The shortfall on the budget will probably narrow to 4.4 percent of GDP for fiscal 2015 and 3.6 percent the following year, according to the survey. Gordhan said in February the deficit would be 3.1 percent by 2016, based on economic growth projections of 2.7 percent this year, 3.5 percent next year and 3.8 percent in 2015.
Gordhan may be forced to trim back growth estimates to 2.1 percent this year and 2.9 percent in 2014, according to another survey of economists.
“Fiscal flexibility remains as constrained as ever while economic growth has continued to disappoint, a combination of a soft global outlook and a series of labour-related shocks to domestic activity,” Matthew Sharratt, an economist at Bank of America Merrill Lynch in Cape Town, said in a note to clients on Monday.
The widening budget deficit is pushing up government debt levels, which Gordhan said in February would reach 45 percent of GDP in the year to March 2016 from about 43 percent this year.
The rand has lost 14 percent against the dollar this year, the worst performer among 16 major currencies tracked by Bloomberg. Yields on rand bonds due in February 2023 climbed 4 basis points to 7.44 percent yesterday.

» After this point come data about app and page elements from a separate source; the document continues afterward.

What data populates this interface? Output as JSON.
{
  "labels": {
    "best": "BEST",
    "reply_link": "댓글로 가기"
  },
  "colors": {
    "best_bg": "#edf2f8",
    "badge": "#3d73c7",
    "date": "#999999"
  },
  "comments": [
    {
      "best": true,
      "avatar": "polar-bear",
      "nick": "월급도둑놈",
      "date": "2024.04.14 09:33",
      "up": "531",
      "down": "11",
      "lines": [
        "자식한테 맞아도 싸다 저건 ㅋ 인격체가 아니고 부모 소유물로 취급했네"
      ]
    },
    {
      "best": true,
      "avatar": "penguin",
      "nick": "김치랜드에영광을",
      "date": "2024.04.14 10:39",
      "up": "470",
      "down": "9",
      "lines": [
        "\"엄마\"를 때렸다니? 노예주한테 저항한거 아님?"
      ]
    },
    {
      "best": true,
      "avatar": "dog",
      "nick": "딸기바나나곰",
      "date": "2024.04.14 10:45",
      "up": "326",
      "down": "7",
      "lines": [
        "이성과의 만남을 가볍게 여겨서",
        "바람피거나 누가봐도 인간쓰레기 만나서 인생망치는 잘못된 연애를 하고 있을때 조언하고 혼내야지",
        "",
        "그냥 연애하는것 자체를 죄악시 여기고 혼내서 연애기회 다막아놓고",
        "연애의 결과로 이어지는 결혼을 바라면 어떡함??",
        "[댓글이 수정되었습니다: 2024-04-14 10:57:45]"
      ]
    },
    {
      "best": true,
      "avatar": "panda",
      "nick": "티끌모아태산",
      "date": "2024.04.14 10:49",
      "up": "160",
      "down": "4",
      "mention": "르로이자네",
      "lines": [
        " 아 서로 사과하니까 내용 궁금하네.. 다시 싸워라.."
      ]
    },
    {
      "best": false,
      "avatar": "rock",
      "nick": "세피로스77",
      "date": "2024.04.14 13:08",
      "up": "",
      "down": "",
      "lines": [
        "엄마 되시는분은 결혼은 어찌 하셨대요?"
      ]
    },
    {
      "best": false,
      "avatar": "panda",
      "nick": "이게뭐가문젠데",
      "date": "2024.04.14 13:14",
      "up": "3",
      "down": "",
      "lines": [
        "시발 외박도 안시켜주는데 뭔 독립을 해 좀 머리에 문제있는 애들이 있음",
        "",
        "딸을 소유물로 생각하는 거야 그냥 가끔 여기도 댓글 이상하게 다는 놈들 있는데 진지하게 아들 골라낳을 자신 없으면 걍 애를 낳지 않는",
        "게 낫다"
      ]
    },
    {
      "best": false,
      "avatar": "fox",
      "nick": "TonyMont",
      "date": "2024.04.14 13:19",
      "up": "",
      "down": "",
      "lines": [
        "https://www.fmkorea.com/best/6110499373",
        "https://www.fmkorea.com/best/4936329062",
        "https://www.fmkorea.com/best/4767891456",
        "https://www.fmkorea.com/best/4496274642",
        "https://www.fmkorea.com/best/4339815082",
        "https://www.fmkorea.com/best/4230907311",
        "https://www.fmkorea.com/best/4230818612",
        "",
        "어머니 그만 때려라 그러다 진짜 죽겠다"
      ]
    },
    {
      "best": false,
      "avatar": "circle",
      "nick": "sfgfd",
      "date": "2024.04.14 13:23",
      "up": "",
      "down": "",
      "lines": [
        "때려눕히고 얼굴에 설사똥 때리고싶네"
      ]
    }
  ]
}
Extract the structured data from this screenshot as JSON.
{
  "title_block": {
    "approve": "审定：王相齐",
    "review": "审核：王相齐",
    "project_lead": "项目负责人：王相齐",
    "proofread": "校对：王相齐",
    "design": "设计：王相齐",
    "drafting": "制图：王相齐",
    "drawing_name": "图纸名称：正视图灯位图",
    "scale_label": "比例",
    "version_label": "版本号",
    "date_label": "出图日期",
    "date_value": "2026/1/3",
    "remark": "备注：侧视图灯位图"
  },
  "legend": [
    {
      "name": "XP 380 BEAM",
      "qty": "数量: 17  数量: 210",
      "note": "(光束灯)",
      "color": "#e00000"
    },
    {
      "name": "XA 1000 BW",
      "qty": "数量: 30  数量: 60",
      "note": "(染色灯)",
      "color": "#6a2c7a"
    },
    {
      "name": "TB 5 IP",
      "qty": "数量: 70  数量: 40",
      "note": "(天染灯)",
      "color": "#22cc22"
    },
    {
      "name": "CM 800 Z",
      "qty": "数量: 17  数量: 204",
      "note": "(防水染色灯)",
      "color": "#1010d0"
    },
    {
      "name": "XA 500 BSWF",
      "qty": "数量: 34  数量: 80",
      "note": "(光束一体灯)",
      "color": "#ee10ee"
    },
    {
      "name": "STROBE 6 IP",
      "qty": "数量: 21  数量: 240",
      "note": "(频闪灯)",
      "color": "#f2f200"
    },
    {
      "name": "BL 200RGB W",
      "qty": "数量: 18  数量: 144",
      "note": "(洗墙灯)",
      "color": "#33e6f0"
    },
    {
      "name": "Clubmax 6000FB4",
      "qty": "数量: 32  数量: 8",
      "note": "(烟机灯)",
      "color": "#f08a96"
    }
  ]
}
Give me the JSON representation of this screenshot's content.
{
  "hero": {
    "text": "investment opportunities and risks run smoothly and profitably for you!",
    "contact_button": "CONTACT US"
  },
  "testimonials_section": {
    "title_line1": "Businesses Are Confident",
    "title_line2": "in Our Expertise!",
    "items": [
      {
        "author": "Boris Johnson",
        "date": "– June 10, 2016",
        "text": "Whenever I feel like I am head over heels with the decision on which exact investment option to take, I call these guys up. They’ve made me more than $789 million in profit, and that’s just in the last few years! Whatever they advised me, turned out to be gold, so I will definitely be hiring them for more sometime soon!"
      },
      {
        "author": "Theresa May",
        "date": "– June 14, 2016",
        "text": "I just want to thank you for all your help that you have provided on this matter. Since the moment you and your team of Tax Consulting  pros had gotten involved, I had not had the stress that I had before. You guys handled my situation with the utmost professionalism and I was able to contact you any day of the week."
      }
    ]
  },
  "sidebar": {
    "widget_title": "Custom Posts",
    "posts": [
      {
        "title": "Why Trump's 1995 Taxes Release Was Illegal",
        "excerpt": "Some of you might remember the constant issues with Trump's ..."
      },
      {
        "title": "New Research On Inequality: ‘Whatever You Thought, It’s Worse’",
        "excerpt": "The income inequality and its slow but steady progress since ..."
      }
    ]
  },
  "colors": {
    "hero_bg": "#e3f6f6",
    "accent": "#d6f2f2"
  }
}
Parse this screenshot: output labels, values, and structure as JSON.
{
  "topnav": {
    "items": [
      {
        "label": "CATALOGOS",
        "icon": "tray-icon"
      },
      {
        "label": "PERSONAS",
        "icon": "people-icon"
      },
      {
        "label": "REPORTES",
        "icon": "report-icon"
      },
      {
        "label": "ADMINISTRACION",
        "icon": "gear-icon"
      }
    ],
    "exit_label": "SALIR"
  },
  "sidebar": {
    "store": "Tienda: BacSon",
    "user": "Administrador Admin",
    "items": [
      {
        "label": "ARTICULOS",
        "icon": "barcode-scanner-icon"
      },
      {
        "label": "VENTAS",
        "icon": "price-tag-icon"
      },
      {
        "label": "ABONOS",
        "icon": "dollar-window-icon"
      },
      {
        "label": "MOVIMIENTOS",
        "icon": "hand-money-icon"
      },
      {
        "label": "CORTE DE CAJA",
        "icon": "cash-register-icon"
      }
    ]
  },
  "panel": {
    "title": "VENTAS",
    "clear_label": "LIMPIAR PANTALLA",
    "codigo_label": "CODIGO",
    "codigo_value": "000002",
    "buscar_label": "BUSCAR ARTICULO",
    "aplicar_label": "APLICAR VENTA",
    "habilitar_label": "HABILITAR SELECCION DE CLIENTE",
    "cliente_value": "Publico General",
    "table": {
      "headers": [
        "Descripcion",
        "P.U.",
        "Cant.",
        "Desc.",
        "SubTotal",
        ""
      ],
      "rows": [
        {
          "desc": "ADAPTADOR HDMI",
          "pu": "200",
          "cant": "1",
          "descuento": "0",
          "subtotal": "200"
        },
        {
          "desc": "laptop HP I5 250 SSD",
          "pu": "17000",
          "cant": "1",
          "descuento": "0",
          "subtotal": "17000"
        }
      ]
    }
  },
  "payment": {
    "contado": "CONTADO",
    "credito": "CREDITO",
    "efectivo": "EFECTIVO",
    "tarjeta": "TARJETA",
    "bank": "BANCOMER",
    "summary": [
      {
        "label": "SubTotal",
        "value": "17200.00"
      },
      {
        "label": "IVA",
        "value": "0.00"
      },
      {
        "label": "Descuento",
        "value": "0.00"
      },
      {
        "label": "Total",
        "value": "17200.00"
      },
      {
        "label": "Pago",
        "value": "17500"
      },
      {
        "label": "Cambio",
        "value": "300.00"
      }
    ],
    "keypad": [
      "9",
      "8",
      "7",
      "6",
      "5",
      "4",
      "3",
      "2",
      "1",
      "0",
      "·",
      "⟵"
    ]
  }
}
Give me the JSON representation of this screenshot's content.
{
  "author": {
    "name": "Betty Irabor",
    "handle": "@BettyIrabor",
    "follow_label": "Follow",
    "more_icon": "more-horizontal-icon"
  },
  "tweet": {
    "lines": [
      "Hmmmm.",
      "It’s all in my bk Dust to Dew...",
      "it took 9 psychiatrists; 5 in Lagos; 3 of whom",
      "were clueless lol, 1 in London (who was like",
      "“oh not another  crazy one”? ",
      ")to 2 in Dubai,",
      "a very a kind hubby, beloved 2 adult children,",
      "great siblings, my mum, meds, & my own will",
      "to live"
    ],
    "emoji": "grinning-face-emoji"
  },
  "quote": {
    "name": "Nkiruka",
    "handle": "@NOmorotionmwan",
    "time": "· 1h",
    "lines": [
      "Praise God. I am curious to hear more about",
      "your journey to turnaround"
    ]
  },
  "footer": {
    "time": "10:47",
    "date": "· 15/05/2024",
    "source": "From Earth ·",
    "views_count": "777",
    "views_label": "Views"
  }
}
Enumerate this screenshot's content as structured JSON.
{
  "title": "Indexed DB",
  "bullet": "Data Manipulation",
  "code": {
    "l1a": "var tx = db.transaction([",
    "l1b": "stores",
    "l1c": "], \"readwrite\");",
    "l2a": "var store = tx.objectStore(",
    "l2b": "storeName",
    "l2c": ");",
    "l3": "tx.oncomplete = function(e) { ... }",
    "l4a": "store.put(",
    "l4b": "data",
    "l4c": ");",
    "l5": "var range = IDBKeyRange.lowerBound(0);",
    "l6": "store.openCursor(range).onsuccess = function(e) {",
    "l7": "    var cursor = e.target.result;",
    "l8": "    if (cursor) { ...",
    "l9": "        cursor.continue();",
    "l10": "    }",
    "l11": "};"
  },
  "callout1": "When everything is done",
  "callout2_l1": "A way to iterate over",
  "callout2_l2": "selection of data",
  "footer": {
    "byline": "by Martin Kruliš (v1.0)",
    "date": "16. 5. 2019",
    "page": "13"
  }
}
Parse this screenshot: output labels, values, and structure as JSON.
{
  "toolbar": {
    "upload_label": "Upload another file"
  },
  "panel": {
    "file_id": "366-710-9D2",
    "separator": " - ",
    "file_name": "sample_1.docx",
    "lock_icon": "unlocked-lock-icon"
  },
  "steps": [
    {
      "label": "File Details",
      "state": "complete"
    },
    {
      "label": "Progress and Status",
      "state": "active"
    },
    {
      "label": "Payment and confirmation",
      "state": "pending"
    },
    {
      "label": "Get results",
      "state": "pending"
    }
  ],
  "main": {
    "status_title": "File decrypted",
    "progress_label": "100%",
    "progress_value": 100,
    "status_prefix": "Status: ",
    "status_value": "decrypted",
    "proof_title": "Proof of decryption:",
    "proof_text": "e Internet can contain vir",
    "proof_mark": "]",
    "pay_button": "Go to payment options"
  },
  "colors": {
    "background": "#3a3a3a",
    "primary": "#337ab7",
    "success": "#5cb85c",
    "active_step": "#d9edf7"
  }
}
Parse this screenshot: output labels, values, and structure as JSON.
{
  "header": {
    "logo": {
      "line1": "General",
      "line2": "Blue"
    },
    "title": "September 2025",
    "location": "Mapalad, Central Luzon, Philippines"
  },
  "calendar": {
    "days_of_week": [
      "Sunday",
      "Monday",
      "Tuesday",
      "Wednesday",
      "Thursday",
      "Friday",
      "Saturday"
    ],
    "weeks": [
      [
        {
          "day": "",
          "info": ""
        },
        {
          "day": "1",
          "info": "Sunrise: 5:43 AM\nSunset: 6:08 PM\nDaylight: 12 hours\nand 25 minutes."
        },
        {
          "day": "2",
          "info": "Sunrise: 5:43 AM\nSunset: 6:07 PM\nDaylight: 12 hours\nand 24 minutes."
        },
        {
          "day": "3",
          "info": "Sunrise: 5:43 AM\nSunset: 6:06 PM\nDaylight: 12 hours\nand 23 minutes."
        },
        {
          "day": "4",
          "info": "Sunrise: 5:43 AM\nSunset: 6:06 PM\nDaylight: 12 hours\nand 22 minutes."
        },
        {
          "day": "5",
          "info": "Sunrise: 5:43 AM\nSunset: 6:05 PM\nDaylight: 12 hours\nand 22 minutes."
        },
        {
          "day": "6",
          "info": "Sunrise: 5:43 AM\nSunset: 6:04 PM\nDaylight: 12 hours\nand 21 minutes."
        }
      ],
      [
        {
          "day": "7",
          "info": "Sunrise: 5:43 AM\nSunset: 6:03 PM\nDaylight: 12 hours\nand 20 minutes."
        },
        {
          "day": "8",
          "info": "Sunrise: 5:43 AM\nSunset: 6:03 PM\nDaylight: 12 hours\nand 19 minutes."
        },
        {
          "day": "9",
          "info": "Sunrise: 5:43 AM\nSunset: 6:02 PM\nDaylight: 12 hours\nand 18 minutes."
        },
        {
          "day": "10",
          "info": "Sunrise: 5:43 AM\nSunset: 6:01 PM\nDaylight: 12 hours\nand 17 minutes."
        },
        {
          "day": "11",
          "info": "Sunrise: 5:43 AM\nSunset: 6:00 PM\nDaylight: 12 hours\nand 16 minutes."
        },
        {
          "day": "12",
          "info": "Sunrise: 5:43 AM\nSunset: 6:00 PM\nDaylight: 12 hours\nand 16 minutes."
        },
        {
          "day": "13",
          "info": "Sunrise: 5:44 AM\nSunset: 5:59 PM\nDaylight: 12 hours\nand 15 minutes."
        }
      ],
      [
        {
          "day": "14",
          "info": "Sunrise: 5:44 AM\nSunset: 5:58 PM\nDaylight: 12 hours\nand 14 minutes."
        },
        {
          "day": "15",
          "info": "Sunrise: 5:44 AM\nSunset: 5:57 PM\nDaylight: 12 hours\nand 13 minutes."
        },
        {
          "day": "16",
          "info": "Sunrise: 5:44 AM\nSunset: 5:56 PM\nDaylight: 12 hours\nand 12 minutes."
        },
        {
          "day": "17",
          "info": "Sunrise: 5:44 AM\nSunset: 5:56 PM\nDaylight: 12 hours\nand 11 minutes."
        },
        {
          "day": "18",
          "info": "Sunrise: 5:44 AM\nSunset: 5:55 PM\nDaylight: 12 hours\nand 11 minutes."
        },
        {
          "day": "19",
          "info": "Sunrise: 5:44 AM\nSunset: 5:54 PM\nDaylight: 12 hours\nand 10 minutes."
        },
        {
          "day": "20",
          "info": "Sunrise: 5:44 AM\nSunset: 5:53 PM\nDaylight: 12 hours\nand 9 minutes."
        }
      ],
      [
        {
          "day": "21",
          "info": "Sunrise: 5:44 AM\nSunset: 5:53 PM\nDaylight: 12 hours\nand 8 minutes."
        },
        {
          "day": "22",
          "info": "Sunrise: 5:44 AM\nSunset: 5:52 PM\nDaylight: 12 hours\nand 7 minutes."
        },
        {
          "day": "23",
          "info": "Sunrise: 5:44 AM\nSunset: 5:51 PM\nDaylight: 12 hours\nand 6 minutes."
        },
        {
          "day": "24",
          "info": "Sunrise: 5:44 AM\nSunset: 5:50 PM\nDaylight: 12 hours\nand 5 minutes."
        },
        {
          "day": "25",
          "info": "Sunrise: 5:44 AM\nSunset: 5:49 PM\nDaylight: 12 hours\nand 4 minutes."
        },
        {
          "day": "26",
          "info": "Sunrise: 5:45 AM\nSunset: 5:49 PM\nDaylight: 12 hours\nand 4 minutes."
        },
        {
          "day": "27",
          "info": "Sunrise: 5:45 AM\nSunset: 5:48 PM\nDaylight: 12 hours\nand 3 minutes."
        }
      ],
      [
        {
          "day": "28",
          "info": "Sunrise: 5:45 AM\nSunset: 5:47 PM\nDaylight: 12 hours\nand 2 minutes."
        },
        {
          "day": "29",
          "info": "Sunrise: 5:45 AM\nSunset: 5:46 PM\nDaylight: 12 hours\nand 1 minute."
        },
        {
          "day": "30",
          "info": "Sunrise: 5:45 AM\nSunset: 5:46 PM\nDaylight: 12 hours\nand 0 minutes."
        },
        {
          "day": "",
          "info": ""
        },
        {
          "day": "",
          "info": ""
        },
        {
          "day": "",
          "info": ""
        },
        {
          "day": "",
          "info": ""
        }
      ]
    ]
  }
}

South Africa might face another credit rating downgrade if the government raised debt levels much further, Moody’s said in a report on October 12. Moody’s rates the nation at Baa1, the third-lowest investment grade and on par with Mexico, Thailand and Russia.
That threat means Gordhan will probably not renege on his pledge to rein in spending and borrowing, according to Carmen Nel, a fixed income analyst at Rand Merchant Bank. Under-spending by some government departments and a $2 billion (R20bn) bond issue earlier this year would help the finance minister plug a larger-than-expected budget deficit without raising domestic borrowing significantly, she said.
“Given the pressure on the sovereign’s credit rating and the structural constraint of low domestic savings, the finance minister has little room to give more stimulus via fiscal policy,” Nel wrote in an e-mail on Monday. “Concerns about fiscal slippage have dissipated.”
Warnings by rating companies “come as a reminder for the… Treasury that they really do need to make stronger efforts to try and rein in the budget deficit”, George Glynos of ETM Analytics said on Monday. – Bloomberg